Each line in the data holding "activity" should be listed.

>>>>

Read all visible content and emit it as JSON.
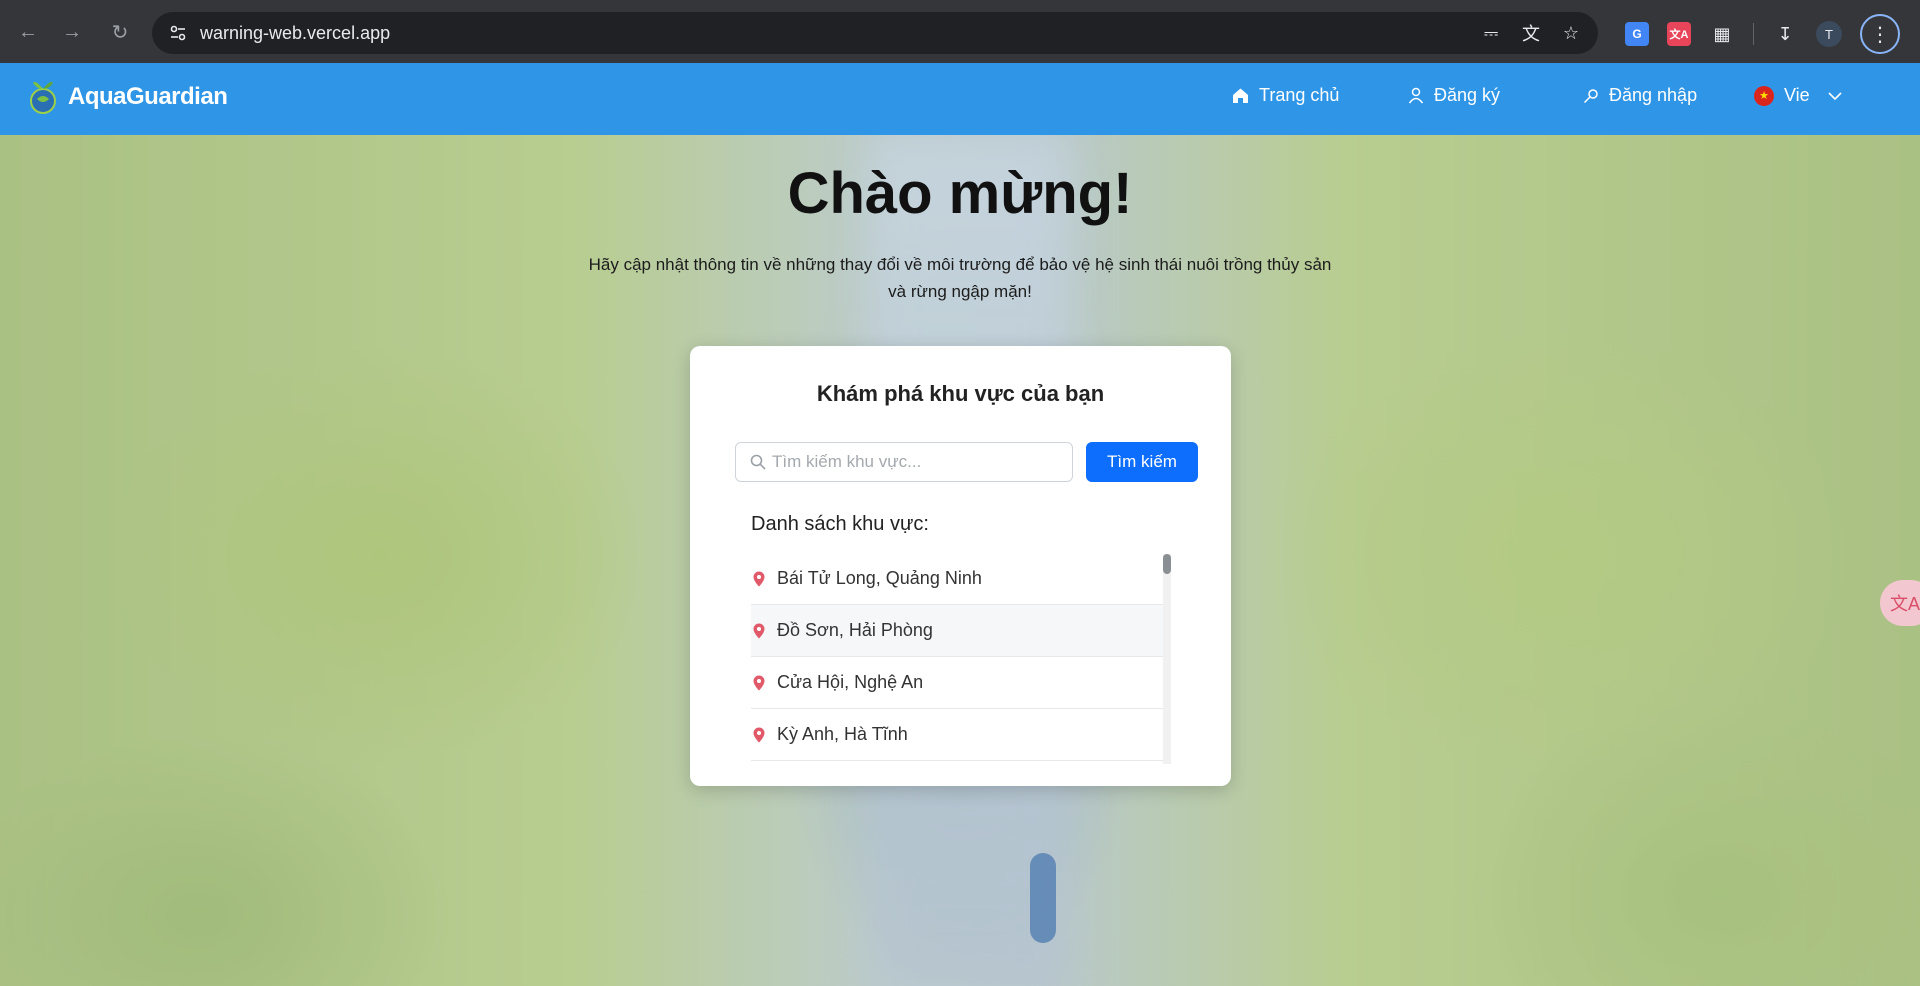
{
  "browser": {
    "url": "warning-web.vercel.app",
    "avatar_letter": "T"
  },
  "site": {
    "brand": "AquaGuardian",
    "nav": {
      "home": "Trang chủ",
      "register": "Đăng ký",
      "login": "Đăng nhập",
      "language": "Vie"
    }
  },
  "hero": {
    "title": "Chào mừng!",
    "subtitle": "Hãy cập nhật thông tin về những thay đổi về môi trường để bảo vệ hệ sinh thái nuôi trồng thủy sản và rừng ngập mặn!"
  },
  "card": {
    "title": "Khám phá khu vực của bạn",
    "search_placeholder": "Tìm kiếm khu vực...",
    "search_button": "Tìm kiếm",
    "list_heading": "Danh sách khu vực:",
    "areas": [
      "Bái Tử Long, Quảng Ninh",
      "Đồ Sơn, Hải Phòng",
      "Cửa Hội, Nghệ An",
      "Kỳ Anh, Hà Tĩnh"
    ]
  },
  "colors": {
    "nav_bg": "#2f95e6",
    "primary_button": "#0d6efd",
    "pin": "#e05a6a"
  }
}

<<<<
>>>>

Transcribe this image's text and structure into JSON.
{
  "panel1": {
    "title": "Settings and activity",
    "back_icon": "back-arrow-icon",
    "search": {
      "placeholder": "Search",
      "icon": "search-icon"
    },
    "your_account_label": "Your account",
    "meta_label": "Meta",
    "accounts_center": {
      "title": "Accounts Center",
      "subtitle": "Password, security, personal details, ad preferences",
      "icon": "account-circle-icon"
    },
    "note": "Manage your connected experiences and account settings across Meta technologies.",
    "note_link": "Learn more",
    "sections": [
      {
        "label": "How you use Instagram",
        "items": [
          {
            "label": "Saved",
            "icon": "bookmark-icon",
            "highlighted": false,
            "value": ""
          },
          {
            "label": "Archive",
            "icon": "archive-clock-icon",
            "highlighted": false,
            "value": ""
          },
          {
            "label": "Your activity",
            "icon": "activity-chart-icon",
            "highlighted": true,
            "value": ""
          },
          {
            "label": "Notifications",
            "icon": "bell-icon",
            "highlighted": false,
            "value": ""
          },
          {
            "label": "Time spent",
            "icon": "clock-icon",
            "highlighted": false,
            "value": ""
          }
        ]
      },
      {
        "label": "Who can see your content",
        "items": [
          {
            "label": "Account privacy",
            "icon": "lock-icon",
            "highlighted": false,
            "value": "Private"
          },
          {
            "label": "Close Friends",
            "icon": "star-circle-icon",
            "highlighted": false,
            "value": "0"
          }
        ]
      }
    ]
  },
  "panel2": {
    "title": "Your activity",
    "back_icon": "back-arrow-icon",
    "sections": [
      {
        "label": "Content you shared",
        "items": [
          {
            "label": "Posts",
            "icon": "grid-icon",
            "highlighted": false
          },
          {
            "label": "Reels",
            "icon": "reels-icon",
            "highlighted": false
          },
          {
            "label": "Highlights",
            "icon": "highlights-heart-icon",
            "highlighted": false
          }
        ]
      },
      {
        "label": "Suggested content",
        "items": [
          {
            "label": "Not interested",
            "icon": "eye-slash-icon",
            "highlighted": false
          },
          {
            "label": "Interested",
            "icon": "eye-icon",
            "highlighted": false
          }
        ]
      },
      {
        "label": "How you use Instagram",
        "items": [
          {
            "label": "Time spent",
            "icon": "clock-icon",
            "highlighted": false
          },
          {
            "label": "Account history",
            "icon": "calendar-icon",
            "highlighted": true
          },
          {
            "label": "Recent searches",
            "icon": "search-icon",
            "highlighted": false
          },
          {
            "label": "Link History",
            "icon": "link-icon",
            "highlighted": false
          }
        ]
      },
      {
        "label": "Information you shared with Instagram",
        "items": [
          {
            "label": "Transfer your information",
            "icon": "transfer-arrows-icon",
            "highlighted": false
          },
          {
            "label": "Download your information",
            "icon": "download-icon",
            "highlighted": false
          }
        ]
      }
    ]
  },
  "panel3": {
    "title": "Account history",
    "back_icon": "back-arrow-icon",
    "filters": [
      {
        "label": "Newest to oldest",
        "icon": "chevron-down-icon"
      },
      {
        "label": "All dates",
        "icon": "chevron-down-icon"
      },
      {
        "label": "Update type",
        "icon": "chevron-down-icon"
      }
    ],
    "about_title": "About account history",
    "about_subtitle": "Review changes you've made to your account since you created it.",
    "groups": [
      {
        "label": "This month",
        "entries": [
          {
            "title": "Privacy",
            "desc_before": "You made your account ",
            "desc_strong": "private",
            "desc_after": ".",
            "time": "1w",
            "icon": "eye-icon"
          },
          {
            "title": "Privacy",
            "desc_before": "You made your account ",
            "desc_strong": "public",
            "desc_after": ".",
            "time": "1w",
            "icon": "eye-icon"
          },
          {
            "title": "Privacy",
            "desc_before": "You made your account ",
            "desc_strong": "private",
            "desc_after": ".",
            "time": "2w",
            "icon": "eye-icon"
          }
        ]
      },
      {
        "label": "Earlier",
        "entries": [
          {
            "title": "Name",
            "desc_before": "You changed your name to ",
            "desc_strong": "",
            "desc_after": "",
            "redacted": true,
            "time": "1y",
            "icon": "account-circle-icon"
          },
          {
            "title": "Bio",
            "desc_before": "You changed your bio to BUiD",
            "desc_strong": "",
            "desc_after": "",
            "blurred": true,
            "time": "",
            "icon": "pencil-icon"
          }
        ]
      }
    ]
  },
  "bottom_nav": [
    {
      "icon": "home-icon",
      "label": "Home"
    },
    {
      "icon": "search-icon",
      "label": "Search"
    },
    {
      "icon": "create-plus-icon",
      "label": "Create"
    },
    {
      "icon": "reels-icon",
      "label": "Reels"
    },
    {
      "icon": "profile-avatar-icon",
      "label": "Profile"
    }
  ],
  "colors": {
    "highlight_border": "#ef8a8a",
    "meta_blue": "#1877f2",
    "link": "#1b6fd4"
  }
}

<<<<
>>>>

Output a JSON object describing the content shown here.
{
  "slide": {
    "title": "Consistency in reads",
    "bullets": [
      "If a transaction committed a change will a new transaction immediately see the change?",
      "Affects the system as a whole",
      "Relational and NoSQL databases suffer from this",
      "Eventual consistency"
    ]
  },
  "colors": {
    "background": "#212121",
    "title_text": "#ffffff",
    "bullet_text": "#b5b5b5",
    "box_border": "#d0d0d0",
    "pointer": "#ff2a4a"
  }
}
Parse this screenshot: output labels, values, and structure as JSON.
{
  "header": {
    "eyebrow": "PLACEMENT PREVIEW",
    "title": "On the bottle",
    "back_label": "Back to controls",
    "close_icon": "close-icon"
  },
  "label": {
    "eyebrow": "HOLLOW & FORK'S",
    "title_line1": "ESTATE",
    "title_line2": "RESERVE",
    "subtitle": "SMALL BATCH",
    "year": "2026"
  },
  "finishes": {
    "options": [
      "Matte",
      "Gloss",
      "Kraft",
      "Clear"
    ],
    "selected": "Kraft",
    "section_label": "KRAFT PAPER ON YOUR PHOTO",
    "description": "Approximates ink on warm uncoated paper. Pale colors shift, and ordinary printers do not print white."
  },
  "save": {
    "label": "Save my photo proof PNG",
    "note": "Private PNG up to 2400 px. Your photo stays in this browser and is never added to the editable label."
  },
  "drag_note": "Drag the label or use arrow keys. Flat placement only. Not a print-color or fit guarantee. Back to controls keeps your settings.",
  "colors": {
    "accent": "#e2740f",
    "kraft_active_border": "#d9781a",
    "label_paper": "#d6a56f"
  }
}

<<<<

§ **Answer space**:
    "title": "Settings and activity",
            "label": "Your activity",
            "icon": "activity-chart-icon",
    "title": "Your activity",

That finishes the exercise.